Don Moore was my grandfather.
Located in a glacial ampitheater occupied by Ajax and Lena Lakes at an elevation of 9000', the Ajax was first discovered in 1874.
The Ajax produced gold, silver, copper, and lead. At the height of operation in the early 1900's the property had a stamp mill, sawmill, and boarding house for workers.
Although the mine continued to produce ore, the owner Alva J. Noyes, lost money and had to sell his ranch in the Big Hole Valley to pay his creditors. By 1905 the mine was closed.
Although the Ajax saw brief mining activity in 1915 and then again in 1935, the glory days were long past.
A more detailed historical account can be found here.
The closest campgrounds are Twin Lakes and May Creek which is located on MT 43. These are Forest Service campgrounds with fees and stay limits.
Once you drive into the forested foothills, it is possible to pull off the road and set up camp in numerous places. Many of these spots are obvious and have certainly been used for many years.

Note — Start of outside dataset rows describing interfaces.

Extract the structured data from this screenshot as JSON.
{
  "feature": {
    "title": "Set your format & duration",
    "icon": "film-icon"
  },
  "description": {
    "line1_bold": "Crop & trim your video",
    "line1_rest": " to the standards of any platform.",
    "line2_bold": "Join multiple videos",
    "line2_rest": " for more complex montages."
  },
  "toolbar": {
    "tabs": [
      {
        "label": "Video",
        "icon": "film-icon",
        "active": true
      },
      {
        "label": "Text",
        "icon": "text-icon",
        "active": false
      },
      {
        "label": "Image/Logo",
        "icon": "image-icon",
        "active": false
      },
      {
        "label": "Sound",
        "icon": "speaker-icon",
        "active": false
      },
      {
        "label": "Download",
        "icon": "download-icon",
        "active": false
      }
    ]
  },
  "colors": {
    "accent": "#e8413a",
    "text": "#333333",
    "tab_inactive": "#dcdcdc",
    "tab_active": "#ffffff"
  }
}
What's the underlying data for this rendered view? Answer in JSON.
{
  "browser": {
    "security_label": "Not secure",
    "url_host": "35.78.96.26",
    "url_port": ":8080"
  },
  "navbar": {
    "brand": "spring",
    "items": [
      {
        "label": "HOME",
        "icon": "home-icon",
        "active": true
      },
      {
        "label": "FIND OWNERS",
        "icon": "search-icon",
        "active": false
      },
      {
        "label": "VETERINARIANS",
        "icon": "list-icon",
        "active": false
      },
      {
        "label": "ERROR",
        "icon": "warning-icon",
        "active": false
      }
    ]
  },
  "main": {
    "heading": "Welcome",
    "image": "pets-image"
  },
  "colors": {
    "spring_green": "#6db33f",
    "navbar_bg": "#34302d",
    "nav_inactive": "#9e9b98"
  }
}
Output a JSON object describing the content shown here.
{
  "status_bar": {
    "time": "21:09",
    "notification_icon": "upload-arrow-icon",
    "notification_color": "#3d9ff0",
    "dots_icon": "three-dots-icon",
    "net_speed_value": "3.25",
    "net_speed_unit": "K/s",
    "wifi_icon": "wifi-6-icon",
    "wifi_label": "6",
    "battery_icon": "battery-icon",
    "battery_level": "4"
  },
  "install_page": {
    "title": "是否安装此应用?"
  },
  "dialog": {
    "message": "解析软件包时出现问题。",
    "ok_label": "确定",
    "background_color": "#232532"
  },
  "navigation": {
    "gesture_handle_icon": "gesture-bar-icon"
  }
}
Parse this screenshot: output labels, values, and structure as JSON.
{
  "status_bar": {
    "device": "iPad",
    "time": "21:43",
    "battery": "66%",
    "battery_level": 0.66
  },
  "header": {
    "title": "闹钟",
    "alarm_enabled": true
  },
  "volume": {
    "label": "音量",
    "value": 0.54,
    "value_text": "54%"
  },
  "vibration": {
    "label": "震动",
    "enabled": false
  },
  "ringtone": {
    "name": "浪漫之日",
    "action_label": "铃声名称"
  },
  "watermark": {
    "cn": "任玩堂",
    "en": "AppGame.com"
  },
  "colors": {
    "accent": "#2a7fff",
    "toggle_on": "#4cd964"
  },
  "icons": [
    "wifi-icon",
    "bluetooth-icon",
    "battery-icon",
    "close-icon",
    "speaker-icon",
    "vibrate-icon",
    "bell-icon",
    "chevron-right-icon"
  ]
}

You will be left alone as the Big Hole is remote country.
Setting up camp at Ajax Lake can be done as well.
Road and mountain conditions are available through the Wisdom Ranger District at 406-689-3243.
In Idaho, Salmon Field Office at 208-756-5400.